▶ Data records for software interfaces
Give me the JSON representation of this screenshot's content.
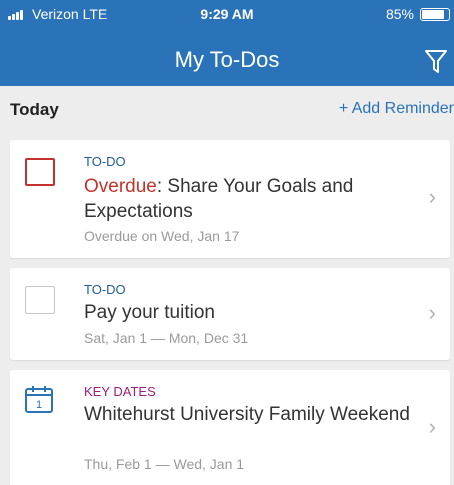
{
  "status_bar": {
    "carrier": "Verizon  LTE",
    "time": "9:29 AM",
    "battery": "85%",
    "battery_level": 0.85
  },
  "header": {
    "title": "My To-Dos",
    "filter_icon": "filter-icon"
  },
  "section": {
    "title": "Today",
    "add_plus": "+",
    "add_label": "Add Reminder"
  },
  "cards": [
    {
      "type": "TO-DO",
      "overdue_prefix": "Overdue",
      "title_rest": ": Share Your Goals and Expectations",
      "subtitle": "Overdue on Wed, Jan 17",
      "icon": "checkbox-overdue",
      "accent": "#c4332b"
    },
    {
      "type": "TO-DO",
      "title": "Pay your tuition",
      "subtitle": "Sat, Jan 1 — Mon, Dec 31",
      "icon": "checkbox"
    },
    {
      "type": "KEY DATES",
      "title": "Whitehurst University Family Weekend",
      "subtitle": "Thu, Feb 1 — Wed, Jan 1",
      "icon": "calendar-icon",
      "accent": "#a31c7c"
    }
  ],
  "chevron": "›",
  "colors": {
    "header": "#2b73b9",
    "background": "#ededed",
    "overdue": "#c4332b",
    "todo_type": "#1f5d96",
    "key_dates_type": "#a31c7c"
  }
}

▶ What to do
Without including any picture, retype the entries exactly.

▶ Output of the task
Give me the JSON representation of this screenshot's content.
{
  "status_bar": {
    "carrier": "Verizon  LTE",
    "time": "9:29 AM",
    "battery": "85%",
    "battery_level": 0.85
  },
  "header": {
    "title": "My To-Dos",
    "filter_icon": "filter-icon"
  },
  "section": {
    "title": "Today",
    "add_plus": "+",
    "add_label": "Add Reminder"
  },
  "cards": [
    {
      "type": "TO-DO",
      "overdue_prefix": "Overdue",
      "title_rest": ": Share Your Goals and Expectations",
      "subtitle": "Overdue on Wed, Jan 17",
      "icon": "checkbox-overdue",
      "accent": "#c4332b"
    },
    {
      "type": "TO-DO",
      "title": "Pay your tuition",
      "subtitle": "Sat, Jan 1 — Mon, Dec 31",
      "icon": "checkbox"
    },
    {
      "type": "KEY DATES",
      "title": "Whitehurst University Family Weekend",
      "subtitle": "Thu, Feb 1 — Wed, Jan 1",
      "icon": "calendar-icon",
      "accent": "#a31c7c"
    }
  ],
  "chevron": "›",
  "colors": {
    "header": "#2b73b9",
    "background": "#ededed",
    "overdue": "#c4332b",
    "todo_type": "#1f5d96",
    "key_dates_type": "#a31c7c"
  }
}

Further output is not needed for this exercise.